Moving on to the four-note sequences, the fingering combinations look awfully familiar, don’t they? Indeed, if you’ve been reading this column since the first issue of Bass Magazine, these are the so-called left-hand permutations (or fretting-hand permutations). You can find all issues of Bass Magazine online [], or you can find my columns on my website []. The fingering sequence is as follows:

1234 2134 3124 4123

1243 2143 3142 4132

1324 2314 3214 4213

1342 2341 3241 4231

1423 2413 3412 4312

1432 2431 3421 4321

Set your metronome to around 108 bpm and go for the first rhythmic combination, which consists of two 16th-notes and an eighth-note, followed by a quarter-note downbeat (“one e and two, three e and four” in music theory speak). Just think of the phrase “coconut shrimp” for this rhythm, with “co” and “shrimp” landing on the clicks. Let Ex. 2 be your guide.


Another rhythm for this fingering sequence is an eighth-note followed by two 16th-notes and a downbeat quarter-note (“one and a two, three and a four in music lingo). “Rice Krispie treat” would be the eatable equivalent, with “rice” and “treat” landing on the clicks of the metronome. Take a peek at Ex. 3.


If you would like to try your rhythmic luck on triplets, think “pineapple pie” for the same fingering sequence, and place “pine” and “pie” on the clicks. The corresponding exercise is Ex. 4.


After all these food references, you may want to take a break and grab a bite. When you come back, the five-note sequences are beckoning.
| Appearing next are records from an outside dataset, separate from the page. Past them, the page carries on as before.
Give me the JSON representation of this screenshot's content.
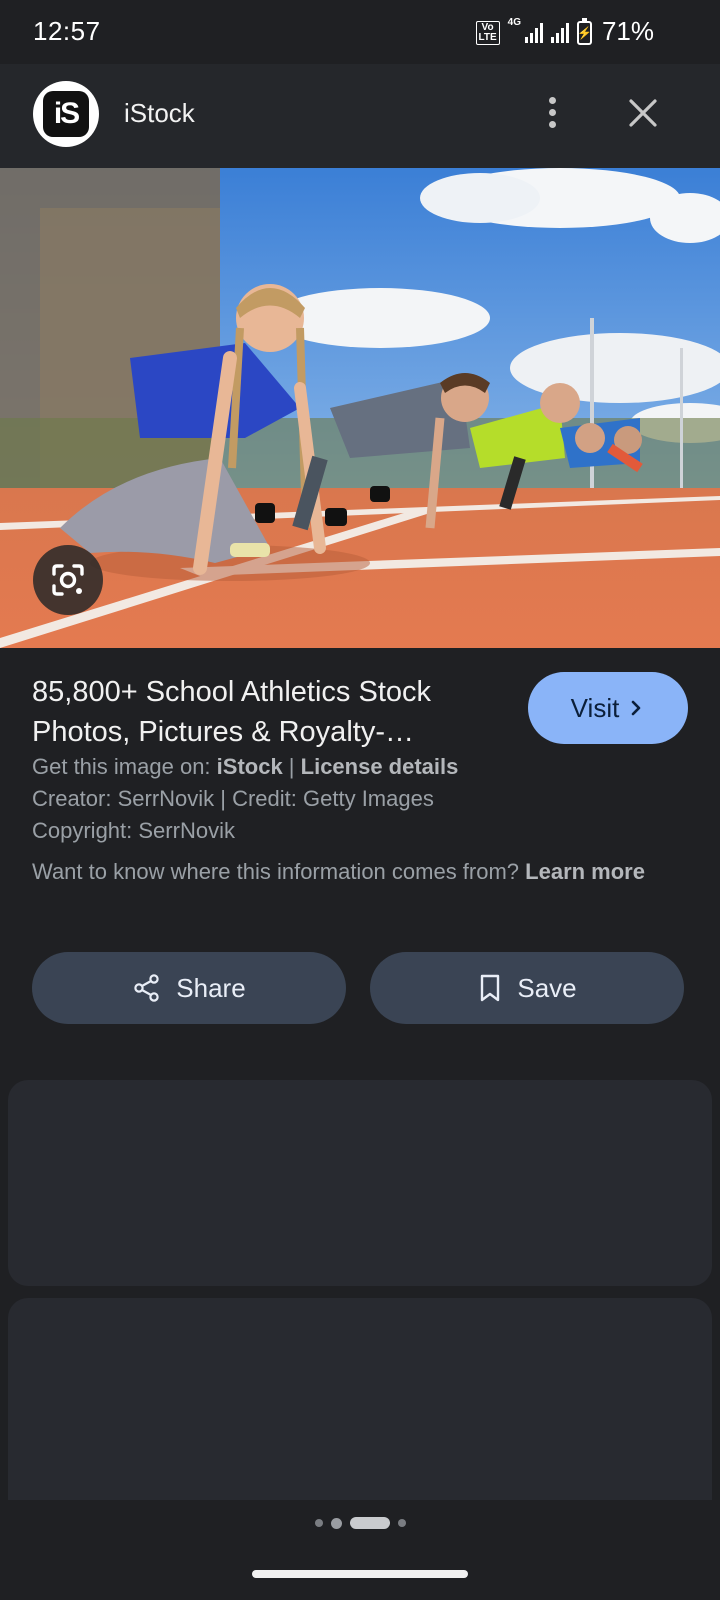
{
  "status_bar": {
    "time": "12:57",
    "volte_top": "Vo",
    "volte_bottom": "LTE",
    "network": "4G",
    "battery_percent": "71%"
  },
  "header": {
    "logo_text": "iS",
    "site_name": "iStock",
    "more_icon": "more-vert-icon",
    "close_icon": "close-icon"
  },
  "hero": {
    "lens_icon": "google-lens-icon"
  },
  "result": {
    "title": "85,800+ School Athletics Stock Photos, Pictures & Royalty-…",
    "visit_label": "Visit",
    "get_image_prefix": "Get this image on: ",
    "source": "iStock",
    "separator": " | ",
    "license_label": "License details",
    "creator_line": "Creator: SerrNovik | Credit: Getty Images",
    "copyright_line": "Copyright: SerrNovik",
    "info_question": "Want to know where this information comes from? ",
    "learn_more": "Learn more"
  },
  "actions": {
    "share_label": "Share",
    "save_label": "Save"
  },
  "colors": {
    "background": "#1f2023",
    "header": "#25272b",
    "visit_button": "#8ab4f8",
    "action_button": "#3a4454",
    "card": "#282a30"
  }
}
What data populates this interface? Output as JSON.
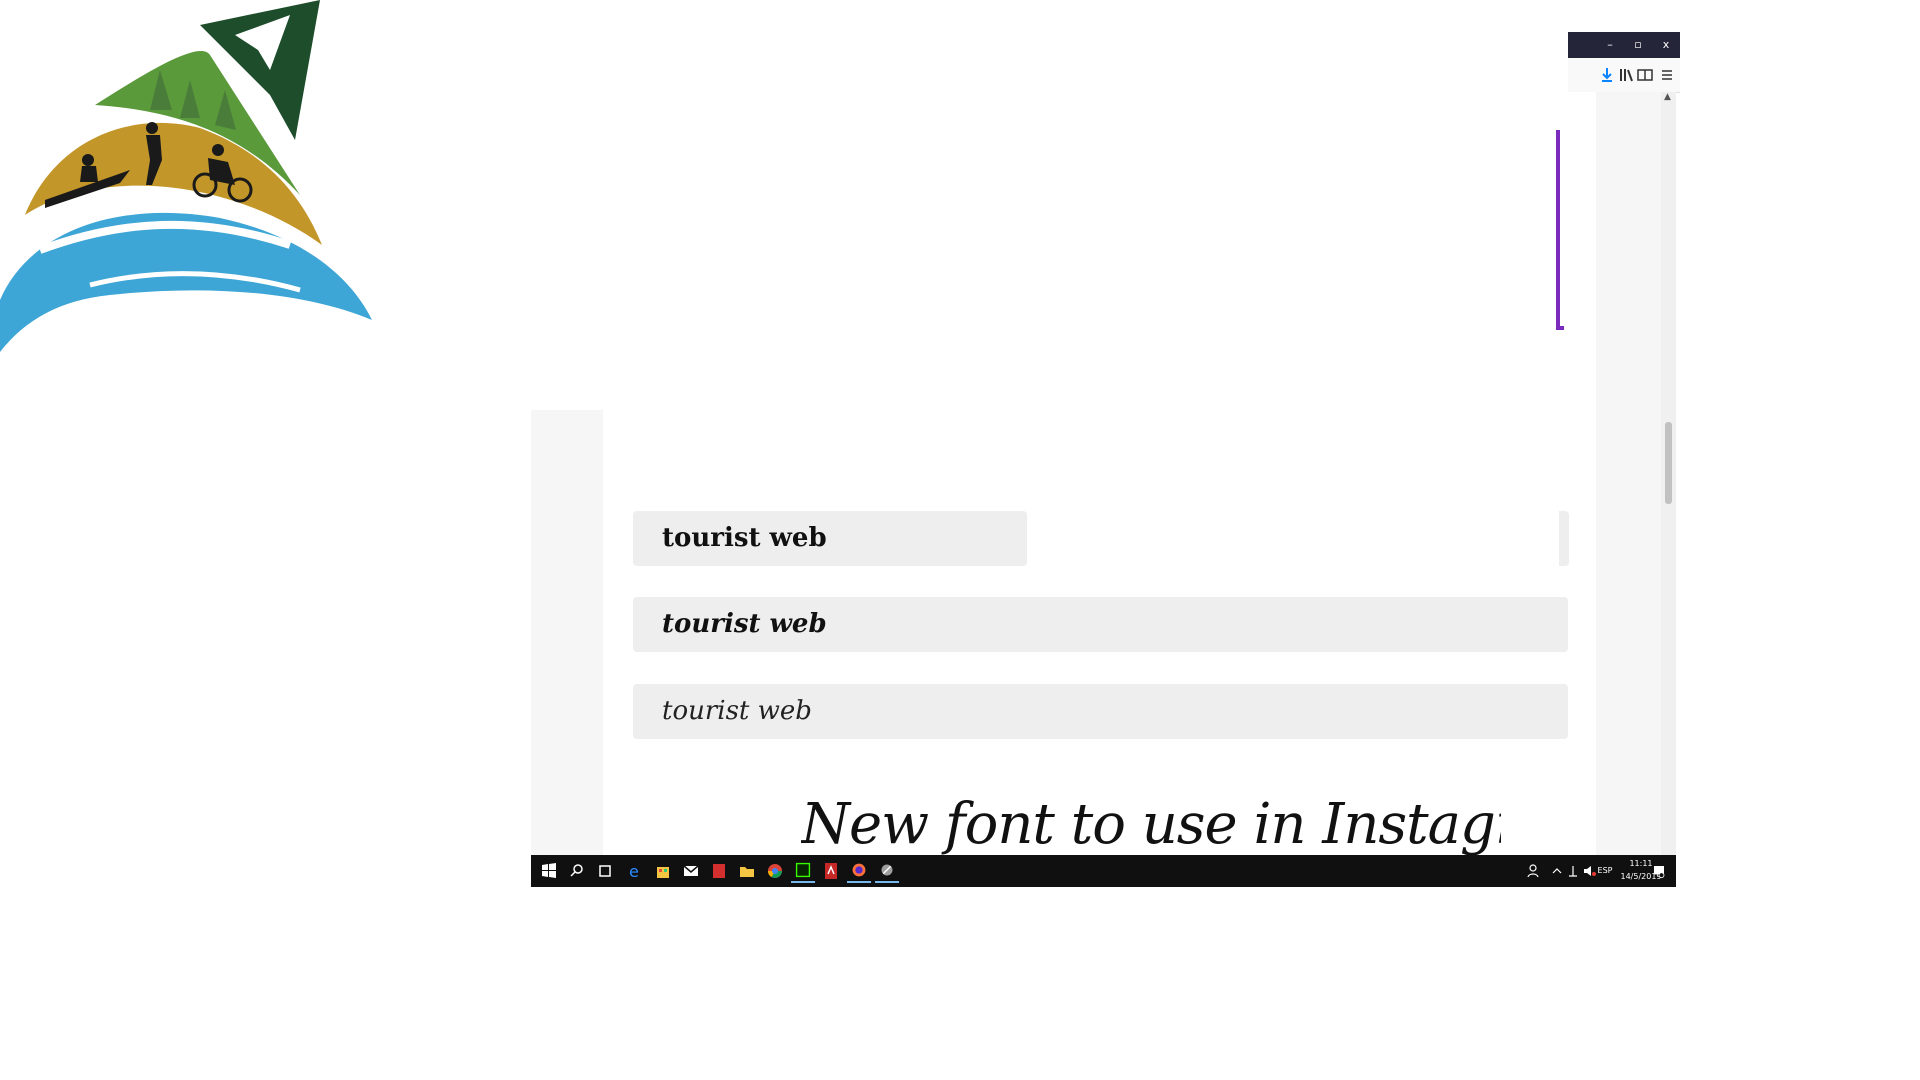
{
  "window": {
    "minimize_label": "–",
    "maximize_label": "▫",
    "close_label": "x"
  },
  "samples": [
    {
      "text": "tourist web",
      "style": "bold"
    },
    {
      "text": "tourist web",
      "style": "bold-italic"
    },
    {
      "text": "tourist web",
      "style": "italic"
    }
  ],
  "heading": "New font to use in Instagram",
  "toolbar_icons": [
    "download-icon",
    "library-icon",
    "reader-view-icon",
    "menu-icon"
  ],
  "taskbar": {
    "icons": [
      "windows-start-icon",
      "search-icon",
      "task-view-icon",
      "edge-icon",
      "store-icon",
      "mail-icon",
      "acrobat-icon",
      "file-explorer-icon",
      "chrome-icon",
      "dreamweaver-icon",
      "pdf-reader-icon",
      "firefox-icon",
      "app-icon"
    ],
    "time": "11:11",
    "date": "14/5/2019",
    "language": "ESP"
  },
  "colors": {
    "sample_bg": "#eeeeee",
    "accent_purple": "#7b2cbf",
    "titlebar": "#25253a",
    "taskbar": "#101010"
  }
}
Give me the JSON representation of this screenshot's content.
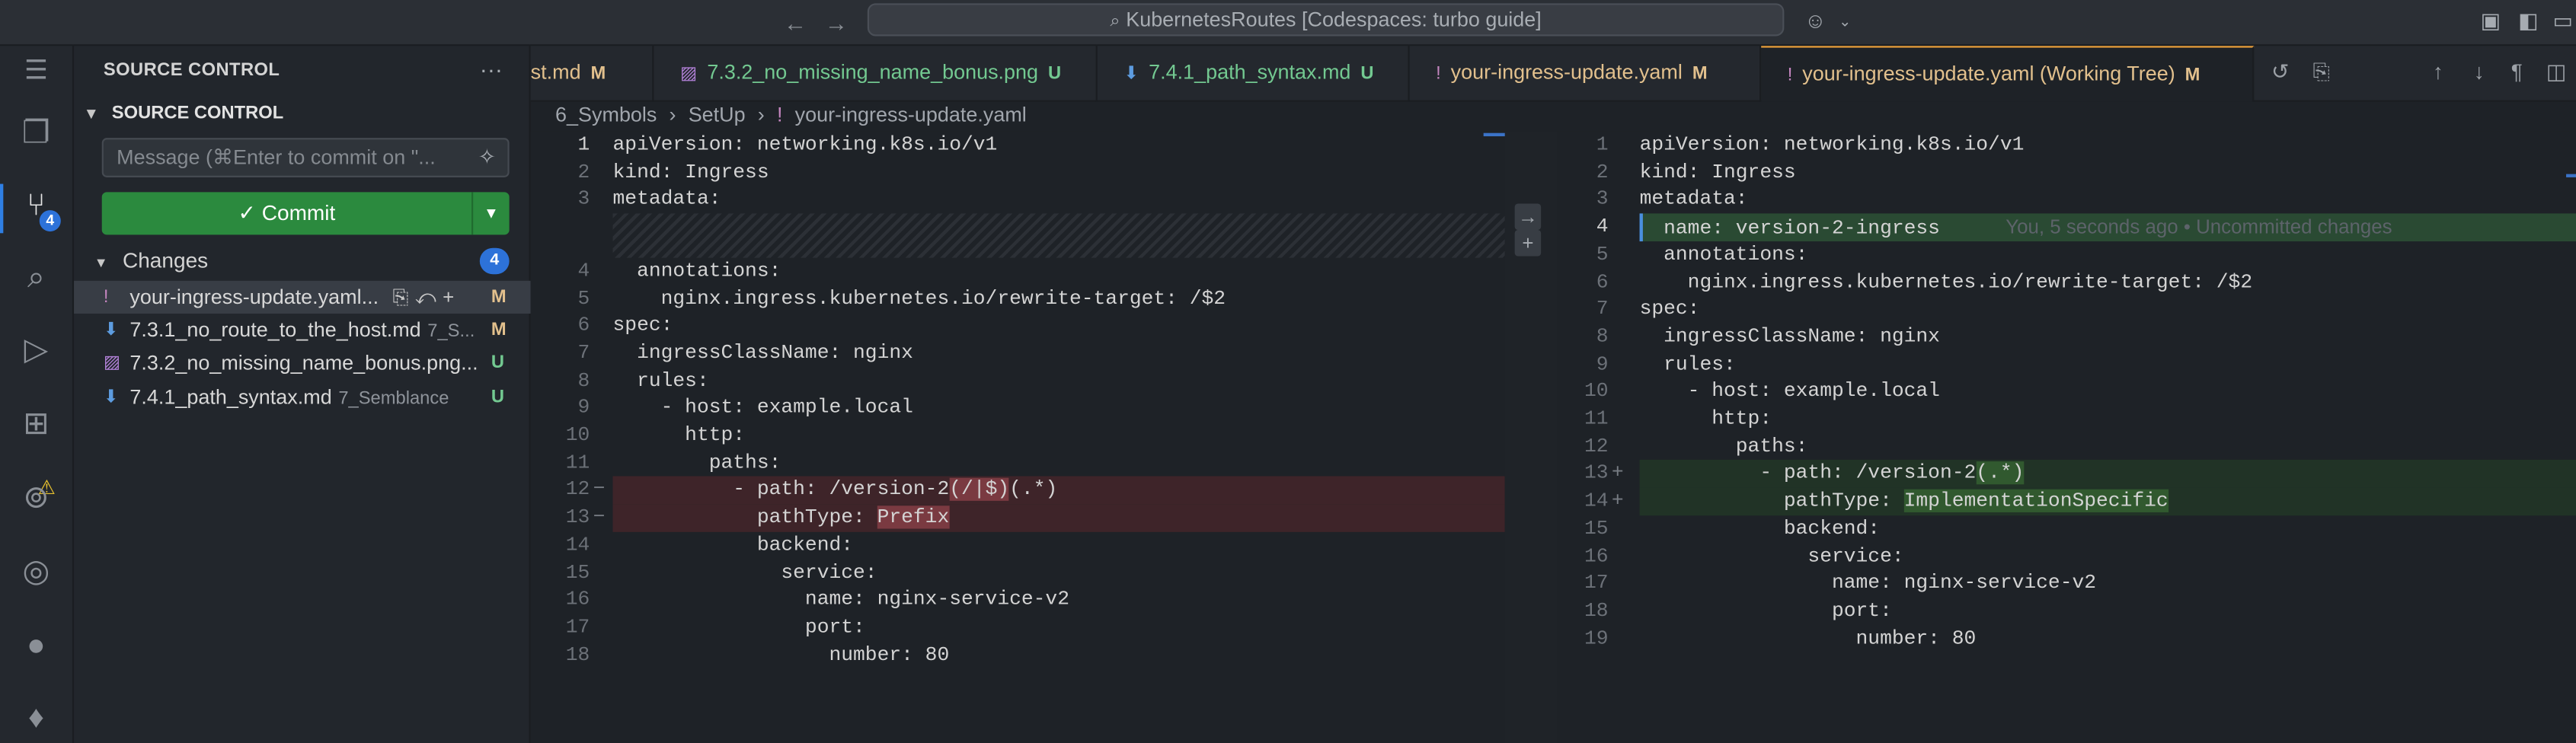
{
  "titlebar": {
    "back_icon": "←",
    "forward_icon": "→",
    "command_center": "KubernetesRoutes [Codespaces: turbo guide]",
    "copilot_icon": "copilot-icon"
  },
  "activity": {
    "scm_badge": "4"
  },
  "sidebar": {
    "title": "SOURCE CONTROL",
    "more": "···",
    "section": "SOURCE CONTROL",
    "message_placeholder": "Message (⌘Enter to commit on \"...",
    "commit_label": "✓ Commit",
    "changes_label": "Changes",
    "changes_count": "4",
    "files": [
      {
        "icon": "!",
        "name": "your-ingress-update.yaml...",
        "dir": "",
        "status": "M",
        "icon_color": "#c586c0",
        "status_color": "#e2c08d"
      },
      {
        "icon": "⬇",
        "name": "7.3.1_no_route_to_the_host.md",
        "dir": "7_S...",
        "status": "M",
        "icon_color": "#5d9ce0",
        "status_color": "#e2c08d"
      },
      {
        "icon": "▨",
        "name": "7.3.2_no_missing_name_bonus.png...",
        "dir": "",
        "status": "U",
        "icon_color": "#b180d7",
        "status_color": "#73c991"
      },
      {
        "icon": "⬇",
        "name": "7.4.1_path_syntax.md",
        "dir": "7_Semblance",
        "status": "U",
        "icon_color": "#5d9ce0",
        "status_color": "#73c991"
      }
    ]
  },
  "tabs": [
    {
      "icon": "",
      "label": "st.md",
      "status": "M",
      "label_color": "#e2c08d",
      "active": false
    },
    {
      "icon": "▨",
      "label": "7.3.2_no_missing_name_bonus.png",
      "status": "U",
      "label_color": "#73c991",
      "active": false
    },
    {
      "icon": "⬇",
      "label": "7.4.1_path_syntax.md",
      "status": "U",
      "label_color": "#73c991",
      "active": false
    },
    {
      "icon": "!",
      "label": "your-ingress-update.yaml",
      "status": "M",
      "label_color": "#e2c08d",
      "active": false
    },
    {
      "icon": "!",
      "label": "your-ingress-update.yaml (Working Tree)",
      "status": "M",
      "label_color": "#e2c08d",
      "active": true
    }
  ],
  "breadcrumbs": [
    "6_Symbols",
    "SetUp",
    "your-ingress-update.yaml"
  ],
  "left_pane": [
    {
      "n": "1",
      "text": "apiVersion: networking.k8s.io/v1"
    },
    {
      "n": "2",
      "text": "kind: Ingress"
    },
    {
      "n": "3",
      "text": "metadata:"
    },
    {
      "n": "4",
      "text": "  annotations:"
    },
    {
      "n": "5",
      "text": "    nginx.ingress.kubernetes.io/rewrite-target: /$2"
    },
    {
      "n": "6",
      "text": "spec:"
    },
    {
      "n": "7",
      "text": "  ingressClassName: nginx"
    },
    {
      "n": "8",
      "text": "  rules:"
    },
    {
      "n": "9",
      "text": "    - host: example.local"
    },
    {
      "n": "10",
      "text": "      http:"
    },
    {
      "n": "11",
      "text": "        paths:"
    },
    {
      "n": "12",
      "text": "          - path: /version-2",
      "hl": "(/|$)",
      "after": "(.*)"
    },
    {
      "n": "13",
      "text": "            pathType: ",
      "hl": "Prefix",
      "after": ""
    },
    {
      "n": "14",
      "text": "            backend:"
    },
    {
      "n": "15",
      "text": "              service:"
    },
    {
      "n": "16",
      "text": "                name: nginx-service-v2"
    },
    {
      "n": "17",
      "text": "                port:"
    },
    {
      "n": "18",
      "text": "                  number: 80"
    }
  ],
  "right_pane": [
    {
      "n": "1",
      "text": "apiVersion: networking.k8s.io/v1"
    },
    {
      "n": "2",
      "text": "kind: Ingress"
    },
    {
      "n": "3",
      "text": "metadata:"
    },
    {
      "n": "4",
      "text": "  name: version-2-ingress",
      "blame": "You, 5 seconds ago • Uncommitted changes"
    },
    {
      "n": "5",
      "text": "  annotations:"
    },
    {
      "n": "6",
      "text": "    nginx.ingress.kubernetes.io/rewrite-target: /$2"
    },
    {
      "n": "7",
      "text": "spec:"
    },
    {
      "n": "8",
      "text": "  ingressClassName: nginx"
    },
    {
      "n": "9",
      "text": "  rules:"
    },
    {
      "n": "10",
      "text": "    - host: example.local"
    },
    {
      "n": "11",
      "text": "      http:"
    },
    {
      "n": "12",
      "text": "        paths:"
    },
    {
      "n": "13",
      "text": "          - path: /version-2",
      "hl": "",
      "after": "(.*)"
    },
    {
      "n": "14",
      "text": "            pathType: ",
      "hl": "ImplementationSpecific",
      "after": ""
    },
    {
      "n": "15",
      "text": "            backend:"
    },
    {
      "n": "16",
      "text": "              service:"
    },
    {
      "n": "17",
      "text": "                name: nginx-service-v2"
    },
    {
      "n": "18",
      "text": "                port:"
    },
    {
      "n": "19",
      "text": "                  number: 80"
    }
  ],
  "gap_buttons": [
    "→",
    "+"
  ]
}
The final part for the speed étude is the five-note sequence consisting of all four 16th-notes in a beat, followed by the downbeat quarter-note on the next beat (“one e and a two”). It becomes especially tasty if you count it as “avocado toast” and put the “av” and “toast” on the clicks of the metronome. Speaking of which, set the metronome to around 80 bpm for starters, and speed it up once you get comfortable with the new fingering patterns. The fingering sequence for this five-note pattern is:

12341 21342 31243 41234

12431 21432 31423 41324

13241 23142 32143 42134

13421 23412 32413 42314

14231 24132 34123 43124

14321 24312 34213 43214


You can expect some stunning results from doing these études, and your speed and accuracy will increase dramatically. If you find yourself making more frequent trips to the kitchen than usual, you may want to resort to the more traditional way of counting out rhythms. But “one e and a two” is not nearly as appetizing as “avocado toast,” is it? –BM


Patrick Pfeiffer is a professional bassist, bass educator, clinician, composer and author, having published several classic bass books, among them Bass Guitar for Dummies, Bass Guitar Exercises For Dummies, Improve Your Groove: The Ultimate Guide For Bassand Daily Grooves for Bass. Besides performing and recording, Pfeiffer teaches bass guitar worldwide and often conducts clinics alongside such bass luminaries as Will Lee, John Patitucci, Gerald Veasley, Michael Manring and many more. Pfeiffer’s most recent CD Soul of the City was sponsored by the New York Foundation for the Arts. He holds a Master’s in Jazz from the New England Conservatory